Detroit's strong cast of pass-catchers could present a dilemma for a Washington defense that's surrendered the second-most yards through the air in the league (292.1 ypg) along with a 65 percent completion rate. Hall (57 tackles, 7 PD) leads the league with five interceptions after his banner outing against the Bears, but he's also been picked on mercilessly at times, and safeties LaRon Landry (68 tackles, 1 sack, 1 INT) and Kareem Moore (23 tackles, 1 INT, 4 PD) have experienced coverage issues on occasion as well. The pass rush can be devastating when operating at maximum strength, however, especially now that Haynesworth (9 tackles, 1 sack) seems to have his head on straight after his battle with Shanahan and some personal problems. Coordinator Jim Haslett loves to bring the blitz, and expect him to bring the house in an attempt to rattle the lightly-seasoned Stafford. Outside linebacker Brian Orakpo (23 tackles) is one player the Lions must account for, with the 2009 Pro Bowler backing up an 11-sack rookie campaign with seven through the first seven games this season. The run defense, headed up by the hard-hitting Landry and durable inside linebacker London Fletcher (68 yards, 1.5 sacks) has been inconsistent, but did hold the punchless Bears to 66 rushing yards a week ago.
There are a few quality choices on both sides in this contest, with Johnson probably the safest bet for fantasy owners. Although the quarterback switch could have an affect on his overall numbers, he'll still see a lot of passes his way and especially so within the red zone. Moss and Cooley are also solid plays as Washington's only two reliable receivers, with both Burleson and Pettigrew holding some value at their positions. The two main running backs, Best and Torain, are each starter-worthy and don't have big threats to their touches, but Stafford owners should take a wait-and-see approach even against a defense that's been prone to giving up yards. McNabb offers some intrigue, but only as a bye-week fill-in with the Redskins likely to establish the run. Detroit has a usable kicker in veteran Jason Hanson, who's made seven field goals beyond 40 yards, while the Redskins own the better fantasy defense and draw a potentially favorable matchup against a young quarterback.

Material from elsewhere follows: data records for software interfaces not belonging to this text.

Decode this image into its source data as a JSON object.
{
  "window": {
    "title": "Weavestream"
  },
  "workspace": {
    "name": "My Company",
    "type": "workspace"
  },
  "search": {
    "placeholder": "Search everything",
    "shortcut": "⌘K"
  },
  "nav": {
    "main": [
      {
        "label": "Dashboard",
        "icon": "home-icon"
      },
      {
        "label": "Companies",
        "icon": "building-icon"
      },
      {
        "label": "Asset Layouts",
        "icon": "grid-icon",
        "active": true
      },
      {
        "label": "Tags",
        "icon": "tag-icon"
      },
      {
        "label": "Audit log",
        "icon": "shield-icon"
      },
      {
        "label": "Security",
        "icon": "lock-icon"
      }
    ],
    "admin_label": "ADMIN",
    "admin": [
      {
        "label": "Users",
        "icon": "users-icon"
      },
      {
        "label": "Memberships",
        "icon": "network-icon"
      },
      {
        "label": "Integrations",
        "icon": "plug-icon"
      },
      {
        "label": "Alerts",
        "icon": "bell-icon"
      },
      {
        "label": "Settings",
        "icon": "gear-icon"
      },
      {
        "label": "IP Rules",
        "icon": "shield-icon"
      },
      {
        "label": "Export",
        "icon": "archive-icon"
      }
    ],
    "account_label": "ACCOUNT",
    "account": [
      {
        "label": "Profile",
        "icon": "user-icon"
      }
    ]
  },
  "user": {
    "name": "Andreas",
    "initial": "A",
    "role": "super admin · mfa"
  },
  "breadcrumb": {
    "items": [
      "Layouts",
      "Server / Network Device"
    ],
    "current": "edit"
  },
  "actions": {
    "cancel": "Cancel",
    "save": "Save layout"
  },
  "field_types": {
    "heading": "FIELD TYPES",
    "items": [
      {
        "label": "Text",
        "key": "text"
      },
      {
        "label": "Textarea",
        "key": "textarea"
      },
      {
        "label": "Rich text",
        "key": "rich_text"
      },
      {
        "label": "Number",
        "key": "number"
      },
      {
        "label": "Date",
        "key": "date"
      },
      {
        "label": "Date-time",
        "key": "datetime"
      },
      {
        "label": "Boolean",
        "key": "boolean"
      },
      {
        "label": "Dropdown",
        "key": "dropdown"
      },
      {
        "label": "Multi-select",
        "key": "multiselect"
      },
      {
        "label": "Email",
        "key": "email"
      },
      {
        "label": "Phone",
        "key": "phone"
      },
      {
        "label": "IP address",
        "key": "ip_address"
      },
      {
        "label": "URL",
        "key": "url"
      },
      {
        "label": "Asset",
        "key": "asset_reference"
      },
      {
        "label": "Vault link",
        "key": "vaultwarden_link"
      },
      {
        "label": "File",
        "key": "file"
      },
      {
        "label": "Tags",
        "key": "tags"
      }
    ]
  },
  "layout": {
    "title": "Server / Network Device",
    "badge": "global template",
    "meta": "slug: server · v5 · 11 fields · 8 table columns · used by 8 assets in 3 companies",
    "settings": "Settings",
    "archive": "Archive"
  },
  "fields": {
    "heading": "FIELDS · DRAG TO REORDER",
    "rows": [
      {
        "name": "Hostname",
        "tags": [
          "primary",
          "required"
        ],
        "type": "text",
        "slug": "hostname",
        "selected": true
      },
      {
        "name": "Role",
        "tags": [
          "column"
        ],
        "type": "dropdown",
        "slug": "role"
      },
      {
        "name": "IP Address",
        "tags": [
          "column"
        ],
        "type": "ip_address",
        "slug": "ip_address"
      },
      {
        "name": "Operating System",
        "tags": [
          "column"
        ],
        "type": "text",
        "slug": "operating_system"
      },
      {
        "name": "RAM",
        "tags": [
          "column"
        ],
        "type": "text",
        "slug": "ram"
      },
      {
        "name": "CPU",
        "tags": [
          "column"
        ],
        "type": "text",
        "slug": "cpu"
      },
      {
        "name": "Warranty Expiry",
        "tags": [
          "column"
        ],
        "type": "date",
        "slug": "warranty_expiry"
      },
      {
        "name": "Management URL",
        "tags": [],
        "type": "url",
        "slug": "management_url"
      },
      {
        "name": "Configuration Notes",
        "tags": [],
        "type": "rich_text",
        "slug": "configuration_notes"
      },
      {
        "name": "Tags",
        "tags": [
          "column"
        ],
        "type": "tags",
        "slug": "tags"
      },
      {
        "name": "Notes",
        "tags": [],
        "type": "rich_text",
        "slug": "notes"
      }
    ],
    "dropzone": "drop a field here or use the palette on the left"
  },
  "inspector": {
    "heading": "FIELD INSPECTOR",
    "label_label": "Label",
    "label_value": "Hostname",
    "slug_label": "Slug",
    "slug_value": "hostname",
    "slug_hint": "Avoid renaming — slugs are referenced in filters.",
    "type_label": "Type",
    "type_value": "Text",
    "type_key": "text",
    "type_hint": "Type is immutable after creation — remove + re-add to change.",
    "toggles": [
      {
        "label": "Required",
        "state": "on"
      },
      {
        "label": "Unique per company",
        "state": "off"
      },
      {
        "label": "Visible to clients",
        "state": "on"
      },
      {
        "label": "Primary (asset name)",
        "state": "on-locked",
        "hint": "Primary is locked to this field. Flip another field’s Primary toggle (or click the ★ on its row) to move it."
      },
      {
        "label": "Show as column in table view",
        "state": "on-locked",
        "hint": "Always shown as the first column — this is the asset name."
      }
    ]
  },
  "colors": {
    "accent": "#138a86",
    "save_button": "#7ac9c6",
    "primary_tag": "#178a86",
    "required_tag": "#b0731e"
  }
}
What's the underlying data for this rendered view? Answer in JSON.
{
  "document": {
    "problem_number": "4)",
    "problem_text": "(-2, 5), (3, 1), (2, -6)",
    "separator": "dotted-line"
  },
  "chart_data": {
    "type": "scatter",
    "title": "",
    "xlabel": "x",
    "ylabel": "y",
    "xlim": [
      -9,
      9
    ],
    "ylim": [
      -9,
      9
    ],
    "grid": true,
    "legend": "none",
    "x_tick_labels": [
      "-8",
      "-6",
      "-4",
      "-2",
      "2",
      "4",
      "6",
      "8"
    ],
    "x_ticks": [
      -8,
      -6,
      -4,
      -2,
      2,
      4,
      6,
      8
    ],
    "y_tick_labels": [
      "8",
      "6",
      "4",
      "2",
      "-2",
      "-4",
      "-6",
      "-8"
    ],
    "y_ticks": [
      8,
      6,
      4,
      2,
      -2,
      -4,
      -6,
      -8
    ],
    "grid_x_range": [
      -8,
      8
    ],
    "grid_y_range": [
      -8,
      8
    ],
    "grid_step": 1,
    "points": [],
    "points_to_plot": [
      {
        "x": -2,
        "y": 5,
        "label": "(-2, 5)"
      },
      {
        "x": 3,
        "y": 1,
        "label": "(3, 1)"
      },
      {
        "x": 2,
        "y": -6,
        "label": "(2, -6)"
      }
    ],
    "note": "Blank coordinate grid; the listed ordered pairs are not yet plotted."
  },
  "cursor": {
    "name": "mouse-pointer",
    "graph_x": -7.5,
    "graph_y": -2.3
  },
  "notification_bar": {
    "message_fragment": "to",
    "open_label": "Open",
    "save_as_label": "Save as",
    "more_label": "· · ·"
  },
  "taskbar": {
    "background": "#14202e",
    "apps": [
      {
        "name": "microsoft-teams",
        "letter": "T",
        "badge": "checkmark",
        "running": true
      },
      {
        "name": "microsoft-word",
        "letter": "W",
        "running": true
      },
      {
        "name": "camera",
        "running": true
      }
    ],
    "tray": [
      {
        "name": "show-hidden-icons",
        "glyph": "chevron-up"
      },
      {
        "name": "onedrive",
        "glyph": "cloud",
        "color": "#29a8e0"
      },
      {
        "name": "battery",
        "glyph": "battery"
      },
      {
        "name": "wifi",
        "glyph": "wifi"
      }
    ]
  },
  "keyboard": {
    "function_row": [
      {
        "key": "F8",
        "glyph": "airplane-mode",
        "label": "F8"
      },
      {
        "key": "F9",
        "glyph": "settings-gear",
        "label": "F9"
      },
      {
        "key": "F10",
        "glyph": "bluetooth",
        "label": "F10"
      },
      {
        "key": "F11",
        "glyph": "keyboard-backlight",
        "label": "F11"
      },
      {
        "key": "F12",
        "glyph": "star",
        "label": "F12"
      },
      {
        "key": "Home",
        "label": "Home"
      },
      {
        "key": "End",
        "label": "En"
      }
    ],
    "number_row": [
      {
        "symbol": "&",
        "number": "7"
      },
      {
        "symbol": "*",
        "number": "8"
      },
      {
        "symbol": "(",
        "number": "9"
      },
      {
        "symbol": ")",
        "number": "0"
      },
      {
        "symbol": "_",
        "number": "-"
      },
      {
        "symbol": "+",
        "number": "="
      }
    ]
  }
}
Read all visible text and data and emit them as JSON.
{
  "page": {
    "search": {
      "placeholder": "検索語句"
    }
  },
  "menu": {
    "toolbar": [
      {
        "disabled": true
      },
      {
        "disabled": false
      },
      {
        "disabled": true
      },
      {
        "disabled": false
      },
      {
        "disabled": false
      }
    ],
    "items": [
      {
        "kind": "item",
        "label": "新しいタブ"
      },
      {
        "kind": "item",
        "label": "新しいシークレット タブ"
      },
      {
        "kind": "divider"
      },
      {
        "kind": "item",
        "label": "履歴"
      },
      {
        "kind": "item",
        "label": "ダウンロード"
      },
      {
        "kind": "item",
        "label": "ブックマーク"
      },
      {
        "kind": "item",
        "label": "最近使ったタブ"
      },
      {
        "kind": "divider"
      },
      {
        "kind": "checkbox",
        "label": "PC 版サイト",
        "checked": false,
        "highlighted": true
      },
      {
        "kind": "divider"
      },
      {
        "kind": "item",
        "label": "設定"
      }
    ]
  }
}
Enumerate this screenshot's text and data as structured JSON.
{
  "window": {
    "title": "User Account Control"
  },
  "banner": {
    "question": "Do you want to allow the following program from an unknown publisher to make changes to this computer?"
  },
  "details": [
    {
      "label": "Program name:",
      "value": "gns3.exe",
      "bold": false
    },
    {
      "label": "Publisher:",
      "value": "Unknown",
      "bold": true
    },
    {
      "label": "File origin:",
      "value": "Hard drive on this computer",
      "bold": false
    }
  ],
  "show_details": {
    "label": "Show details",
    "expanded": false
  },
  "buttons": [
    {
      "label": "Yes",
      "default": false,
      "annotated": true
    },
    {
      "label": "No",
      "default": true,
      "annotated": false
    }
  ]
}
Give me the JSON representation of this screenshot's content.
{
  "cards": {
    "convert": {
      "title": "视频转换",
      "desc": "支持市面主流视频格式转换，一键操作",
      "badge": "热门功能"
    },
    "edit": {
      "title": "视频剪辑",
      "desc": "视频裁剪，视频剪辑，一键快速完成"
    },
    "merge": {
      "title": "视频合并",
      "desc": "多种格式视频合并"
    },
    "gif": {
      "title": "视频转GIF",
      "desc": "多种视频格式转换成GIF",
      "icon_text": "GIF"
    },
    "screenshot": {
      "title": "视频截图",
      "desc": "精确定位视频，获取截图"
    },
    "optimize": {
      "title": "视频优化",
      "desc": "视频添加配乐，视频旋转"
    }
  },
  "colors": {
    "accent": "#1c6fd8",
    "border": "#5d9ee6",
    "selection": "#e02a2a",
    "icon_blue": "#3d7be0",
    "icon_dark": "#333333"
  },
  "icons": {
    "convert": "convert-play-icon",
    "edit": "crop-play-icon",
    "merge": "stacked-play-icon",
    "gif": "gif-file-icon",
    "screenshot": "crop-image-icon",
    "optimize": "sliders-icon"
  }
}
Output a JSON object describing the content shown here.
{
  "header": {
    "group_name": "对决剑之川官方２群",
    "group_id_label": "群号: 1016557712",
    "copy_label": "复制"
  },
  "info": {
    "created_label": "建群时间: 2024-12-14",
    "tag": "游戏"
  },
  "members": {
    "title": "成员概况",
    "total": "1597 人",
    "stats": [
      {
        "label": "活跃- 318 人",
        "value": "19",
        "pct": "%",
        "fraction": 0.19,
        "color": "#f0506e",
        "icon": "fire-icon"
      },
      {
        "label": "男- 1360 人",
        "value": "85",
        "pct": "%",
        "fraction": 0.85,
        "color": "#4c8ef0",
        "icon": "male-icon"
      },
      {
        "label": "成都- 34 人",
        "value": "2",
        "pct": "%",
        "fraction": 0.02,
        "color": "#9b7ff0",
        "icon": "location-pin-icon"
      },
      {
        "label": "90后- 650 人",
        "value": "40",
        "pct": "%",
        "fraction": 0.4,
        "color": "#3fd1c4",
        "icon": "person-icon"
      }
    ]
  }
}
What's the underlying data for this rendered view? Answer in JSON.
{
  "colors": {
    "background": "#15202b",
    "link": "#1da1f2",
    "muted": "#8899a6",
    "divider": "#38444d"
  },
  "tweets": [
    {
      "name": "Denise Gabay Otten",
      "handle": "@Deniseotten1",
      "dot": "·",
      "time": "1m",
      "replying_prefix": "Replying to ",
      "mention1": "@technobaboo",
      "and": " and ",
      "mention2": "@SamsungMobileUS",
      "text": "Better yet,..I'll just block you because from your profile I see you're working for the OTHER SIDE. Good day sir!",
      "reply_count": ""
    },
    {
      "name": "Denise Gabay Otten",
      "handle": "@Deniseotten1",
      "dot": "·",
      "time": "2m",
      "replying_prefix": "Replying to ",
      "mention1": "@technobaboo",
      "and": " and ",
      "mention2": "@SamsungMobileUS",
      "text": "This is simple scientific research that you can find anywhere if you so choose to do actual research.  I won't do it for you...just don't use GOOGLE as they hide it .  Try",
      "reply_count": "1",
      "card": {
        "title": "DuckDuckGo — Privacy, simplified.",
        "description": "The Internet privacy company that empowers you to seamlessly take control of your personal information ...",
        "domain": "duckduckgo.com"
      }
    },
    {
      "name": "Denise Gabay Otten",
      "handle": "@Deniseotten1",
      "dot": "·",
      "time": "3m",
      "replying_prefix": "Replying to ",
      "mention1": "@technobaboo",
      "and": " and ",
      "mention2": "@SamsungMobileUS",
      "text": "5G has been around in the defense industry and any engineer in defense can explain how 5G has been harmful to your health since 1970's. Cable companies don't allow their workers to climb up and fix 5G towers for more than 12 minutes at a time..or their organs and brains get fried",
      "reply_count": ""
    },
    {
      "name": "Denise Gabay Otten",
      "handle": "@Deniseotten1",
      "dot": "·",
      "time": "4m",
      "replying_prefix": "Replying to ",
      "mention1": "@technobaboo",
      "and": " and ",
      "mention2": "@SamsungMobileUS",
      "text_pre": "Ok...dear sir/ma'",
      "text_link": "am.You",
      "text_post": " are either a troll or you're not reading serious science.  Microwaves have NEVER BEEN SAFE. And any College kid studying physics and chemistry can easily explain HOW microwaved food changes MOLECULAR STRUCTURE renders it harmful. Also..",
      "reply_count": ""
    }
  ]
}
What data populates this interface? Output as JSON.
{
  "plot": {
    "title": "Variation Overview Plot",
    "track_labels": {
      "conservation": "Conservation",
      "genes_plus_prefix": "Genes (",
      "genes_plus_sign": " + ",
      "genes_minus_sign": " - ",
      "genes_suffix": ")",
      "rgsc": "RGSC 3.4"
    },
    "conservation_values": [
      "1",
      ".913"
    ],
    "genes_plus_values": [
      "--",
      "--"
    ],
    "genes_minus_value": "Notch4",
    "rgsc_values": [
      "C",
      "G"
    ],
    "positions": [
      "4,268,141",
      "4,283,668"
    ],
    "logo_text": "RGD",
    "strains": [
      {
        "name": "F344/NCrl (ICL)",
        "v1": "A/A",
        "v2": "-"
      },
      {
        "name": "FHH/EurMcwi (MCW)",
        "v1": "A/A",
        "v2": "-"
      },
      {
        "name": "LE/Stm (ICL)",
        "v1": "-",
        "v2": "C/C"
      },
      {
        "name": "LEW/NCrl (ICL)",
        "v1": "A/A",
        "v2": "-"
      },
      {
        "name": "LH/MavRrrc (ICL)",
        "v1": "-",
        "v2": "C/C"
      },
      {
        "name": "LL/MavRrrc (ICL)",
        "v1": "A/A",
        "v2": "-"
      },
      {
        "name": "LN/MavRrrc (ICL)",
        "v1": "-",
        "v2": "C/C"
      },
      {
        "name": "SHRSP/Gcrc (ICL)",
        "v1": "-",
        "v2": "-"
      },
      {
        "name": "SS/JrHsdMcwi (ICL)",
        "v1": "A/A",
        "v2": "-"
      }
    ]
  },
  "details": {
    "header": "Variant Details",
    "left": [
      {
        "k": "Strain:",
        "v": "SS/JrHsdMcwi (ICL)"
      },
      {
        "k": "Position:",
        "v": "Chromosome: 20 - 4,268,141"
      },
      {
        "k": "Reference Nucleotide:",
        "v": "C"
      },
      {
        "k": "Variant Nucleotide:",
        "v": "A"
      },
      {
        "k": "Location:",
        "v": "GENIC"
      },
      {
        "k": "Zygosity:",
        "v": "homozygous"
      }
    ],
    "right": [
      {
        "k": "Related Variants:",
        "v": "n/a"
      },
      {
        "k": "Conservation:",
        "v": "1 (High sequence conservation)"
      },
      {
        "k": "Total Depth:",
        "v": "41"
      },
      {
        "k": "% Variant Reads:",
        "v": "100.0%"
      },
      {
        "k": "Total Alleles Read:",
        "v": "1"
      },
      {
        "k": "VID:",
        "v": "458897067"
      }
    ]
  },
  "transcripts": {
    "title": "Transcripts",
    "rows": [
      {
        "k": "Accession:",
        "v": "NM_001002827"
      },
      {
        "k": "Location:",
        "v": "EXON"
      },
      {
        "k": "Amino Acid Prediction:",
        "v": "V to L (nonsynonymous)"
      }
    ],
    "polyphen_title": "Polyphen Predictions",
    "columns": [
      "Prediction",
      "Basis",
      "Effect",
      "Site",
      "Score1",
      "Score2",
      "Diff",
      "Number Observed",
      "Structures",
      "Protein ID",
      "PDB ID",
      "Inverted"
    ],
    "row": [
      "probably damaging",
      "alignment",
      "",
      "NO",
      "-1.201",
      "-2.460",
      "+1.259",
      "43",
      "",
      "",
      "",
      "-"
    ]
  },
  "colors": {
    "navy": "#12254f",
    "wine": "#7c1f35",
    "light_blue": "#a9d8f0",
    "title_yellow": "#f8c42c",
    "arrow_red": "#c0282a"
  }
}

While the Redskins have proven they can hold their own against opponents more formidable than the one-win team they'll face this week, they've also got a few liabilities the Lions may be able to exploit. Detroit has some very good skill players that should pose problems for Washington's gambling defense, and there's been a trend of teams performing well after a bye week when playing at home this season. Stafford is the obvious wild card here, as the Lions won't win if he doesn't play well, but Schwartz's team figures to be both hungry and well-prepared after its respite and is fully capable of handling the somewhat unpredictable Redskins if it's able to execute.
Sports Network Predicted Outcome: Lions 23, Redskins 17